Objection A: We'll skip this objection.
Objection B: This account (i.e. Thesis #12) seems alright if we confine our examples (as in the paragraph "On this account..." above) to contingent propositions: nonequivalent contingent propositions will be identified with different sets of possible worlds. There will be as many different such sets as there are nonequivalent contingent propositions. But this 12th account gets into difficulty with noncontingent propositions. If propositions just are the sets of possible worlds in which they are true, then all necessarily true propositions would turn out to be identical (not just equivalent to one another – a tolerable oddity) and all necessarily false propositions would turn out to be identical. Put another way: on this 12th account, although there would be an infinite number of nonequivalent contingent propositions, there would be only one necessarily true proposition and only one necessarily false proposition. For example, the (necessarily true) proposition that
So, what's left?
Thesis: Propositions are not to be identified with sentences (tokens /types /context-free /non-context-free), not with the meanings of sentences, indeed not with any linguistic 'thing' at all, nor are they to be identified with possible worlds. Propositions are not to be identified with anything else. They are sui generis, a unique kind of thing. They are abstract entities, but they are a distinct kind of abstract entity.

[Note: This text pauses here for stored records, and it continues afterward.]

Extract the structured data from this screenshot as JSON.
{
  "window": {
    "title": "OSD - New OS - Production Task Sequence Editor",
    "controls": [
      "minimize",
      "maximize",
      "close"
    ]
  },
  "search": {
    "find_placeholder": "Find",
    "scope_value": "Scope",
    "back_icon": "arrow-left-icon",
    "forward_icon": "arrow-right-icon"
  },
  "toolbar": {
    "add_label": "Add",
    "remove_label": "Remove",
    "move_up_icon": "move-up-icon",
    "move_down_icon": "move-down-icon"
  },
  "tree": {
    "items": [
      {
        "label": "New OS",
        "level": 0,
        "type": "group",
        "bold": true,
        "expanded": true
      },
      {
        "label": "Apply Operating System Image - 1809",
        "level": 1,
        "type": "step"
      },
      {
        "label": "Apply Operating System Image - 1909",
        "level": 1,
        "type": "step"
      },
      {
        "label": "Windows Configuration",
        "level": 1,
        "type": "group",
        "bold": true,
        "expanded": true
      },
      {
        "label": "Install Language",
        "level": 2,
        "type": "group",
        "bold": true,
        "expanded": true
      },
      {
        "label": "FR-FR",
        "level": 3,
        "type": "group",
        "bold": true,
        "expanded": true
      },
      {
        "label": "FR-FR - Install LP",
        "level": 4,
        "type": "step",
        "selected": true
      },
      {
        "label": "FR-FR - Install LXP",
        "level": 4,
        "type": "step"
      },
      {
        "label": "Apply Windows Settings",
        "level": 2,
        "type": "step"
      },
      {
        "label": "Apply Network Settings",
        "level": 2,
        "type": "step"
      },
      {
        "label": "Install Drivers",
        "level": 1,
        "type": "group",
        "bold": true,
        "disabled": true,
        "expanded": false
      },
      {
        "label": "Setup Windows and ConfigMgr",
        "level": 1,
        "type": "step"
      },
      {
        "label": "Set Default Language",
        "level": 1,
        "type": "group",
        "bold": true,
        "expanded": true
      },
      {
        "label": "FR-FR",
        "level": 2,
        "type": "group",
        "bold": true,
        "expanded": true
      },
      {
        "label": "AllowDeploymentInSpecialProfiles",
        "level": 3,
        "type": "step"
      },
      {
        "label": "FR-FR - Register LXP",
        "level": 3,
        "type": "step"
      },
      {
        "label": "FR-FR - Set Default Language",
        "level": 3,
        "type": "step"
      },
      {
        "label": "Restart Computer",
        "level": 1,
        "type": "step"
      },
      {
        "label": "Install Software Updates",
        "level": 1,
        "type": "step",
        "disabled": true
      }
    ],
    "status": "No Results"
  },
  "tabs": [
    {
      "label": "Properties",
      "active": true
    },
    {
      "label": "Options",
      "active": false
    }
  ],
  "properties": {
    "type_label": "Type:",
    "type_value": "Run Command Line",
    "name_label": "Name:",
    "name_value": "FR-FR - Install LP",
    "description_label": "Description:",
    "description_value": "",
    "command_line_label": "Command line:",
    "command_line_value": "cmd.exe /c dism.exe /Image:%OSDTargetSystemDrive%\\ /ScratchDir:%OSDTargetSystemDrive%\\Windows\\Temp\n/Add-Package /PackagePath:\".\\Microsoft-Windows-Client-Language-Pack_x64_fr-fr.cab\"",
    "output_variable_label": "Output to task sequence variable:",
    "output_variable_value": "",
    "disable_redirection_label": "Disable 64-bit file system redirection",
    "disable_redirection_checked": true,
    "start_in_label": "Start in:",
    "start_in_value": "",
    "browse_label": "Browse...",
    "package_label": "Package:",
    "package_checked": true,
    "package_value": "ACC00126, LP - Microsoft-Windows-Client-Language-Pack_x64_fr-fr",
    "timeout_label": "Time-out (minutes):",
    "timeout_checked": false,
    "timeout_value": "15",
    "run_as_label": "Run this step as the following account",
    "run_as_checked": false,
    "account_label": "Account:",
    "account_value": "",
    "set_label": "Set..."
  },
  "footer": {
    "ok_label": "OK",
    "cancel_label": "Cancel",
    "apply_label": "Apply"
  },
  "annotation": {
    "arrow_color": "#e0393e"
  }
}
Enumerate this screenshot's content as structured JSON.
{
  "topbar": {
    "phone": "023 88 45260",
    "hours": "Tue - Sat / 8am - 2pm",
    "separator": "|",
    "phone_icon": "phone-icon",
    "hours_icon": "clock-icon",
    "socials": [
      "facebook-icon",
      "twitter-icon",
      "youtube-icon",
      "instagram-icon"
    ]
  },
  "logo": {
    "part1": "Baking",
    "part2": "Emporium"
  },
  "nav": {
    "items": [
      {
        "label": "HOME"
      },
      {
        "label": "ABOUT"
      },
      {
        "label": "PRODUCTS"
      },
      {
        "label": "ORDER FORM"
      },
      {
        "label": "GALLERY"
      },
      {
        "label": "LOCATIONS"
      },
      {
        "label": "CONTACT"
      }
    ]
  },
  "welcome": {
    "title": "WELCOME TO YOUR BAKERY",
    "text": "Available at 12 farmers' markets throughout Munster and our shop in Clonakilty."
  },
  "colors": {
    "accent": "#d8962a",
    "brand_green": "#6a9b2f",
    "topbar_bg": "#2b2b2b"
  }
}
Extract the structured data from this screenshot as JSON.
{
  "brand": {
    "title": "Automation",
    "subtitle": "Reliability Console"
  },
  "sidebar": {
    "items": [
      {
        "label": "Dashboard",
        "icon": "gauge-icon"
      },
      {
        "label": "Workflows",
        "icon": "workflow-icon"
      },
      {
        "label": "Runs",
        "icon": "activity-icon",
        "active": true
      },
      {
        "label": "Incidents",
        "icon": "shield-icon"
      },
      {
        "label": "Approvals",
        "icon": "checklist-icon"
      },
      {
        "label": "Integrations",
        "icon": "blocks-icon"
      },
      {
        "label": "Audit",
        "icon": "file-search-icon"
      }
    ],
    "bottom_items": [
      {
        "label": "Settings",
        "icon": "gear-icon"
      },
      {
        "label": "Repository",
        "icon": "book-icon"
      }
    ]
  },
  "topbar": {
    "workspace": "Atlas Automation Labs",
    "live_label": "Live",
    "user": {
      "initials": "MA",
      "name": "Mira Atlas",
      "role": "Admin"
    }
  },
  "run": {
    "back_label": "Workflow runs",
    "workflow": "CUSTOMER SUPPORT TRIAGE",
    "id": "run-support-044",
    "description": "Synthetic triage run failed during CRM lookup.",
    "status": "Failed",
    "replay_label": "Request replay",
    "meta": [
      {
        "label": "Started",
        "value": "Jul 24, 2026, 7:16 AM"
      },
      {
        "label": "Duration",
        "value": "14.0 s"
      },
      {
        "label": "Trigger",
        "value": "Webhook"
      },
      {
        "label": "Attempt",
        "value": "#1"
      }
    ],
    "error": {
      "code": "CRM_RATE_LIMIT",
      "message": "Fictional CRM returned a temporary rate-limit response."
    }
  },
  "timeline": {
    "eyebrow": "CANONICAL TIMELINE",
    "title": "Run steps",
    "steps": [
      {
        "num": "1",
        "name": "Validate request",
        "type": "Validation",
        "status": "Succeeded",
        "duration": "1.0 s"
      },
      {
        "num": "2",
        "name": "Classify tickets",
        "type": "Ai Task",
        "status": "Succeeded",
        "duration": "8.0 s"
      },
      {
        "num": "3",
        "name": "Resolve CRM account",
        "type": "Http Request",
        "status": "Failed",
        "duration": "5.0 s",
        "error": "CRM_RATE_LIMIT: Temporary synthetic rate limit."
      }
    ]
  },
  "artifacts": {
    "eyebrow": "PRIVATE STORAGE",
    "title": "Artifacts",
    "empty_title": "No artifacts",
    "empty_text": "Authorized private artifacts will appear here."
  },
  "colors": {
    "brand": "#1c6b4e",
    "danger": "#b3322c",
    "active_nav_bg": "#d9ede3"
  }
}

Objection: Some philosophers, nominalists, object to (i.e. are uncomfortable with) positing any kind of abstract entity. For these philosophers, propositions are suspect or abhorrent entities. For other philosophers, abstract entities (including propositions) seem to be required – other sorts of things (e.g. sentences, meanings, etc.) just don't have the right sorts of properties to be the bearers of truth-values. The debate over the need to posit abstract entities has raged throughout all of the history of philosophy. Understand that the theory, concerning the bearers of truth-values, presented here is not universally accepted among philosophers. Even so, anyone who wants to go on in philosophy needs to know the major 'moves' in this series of dialectical steps whatever one's ultimate opinion may be as to the cogency of some of them.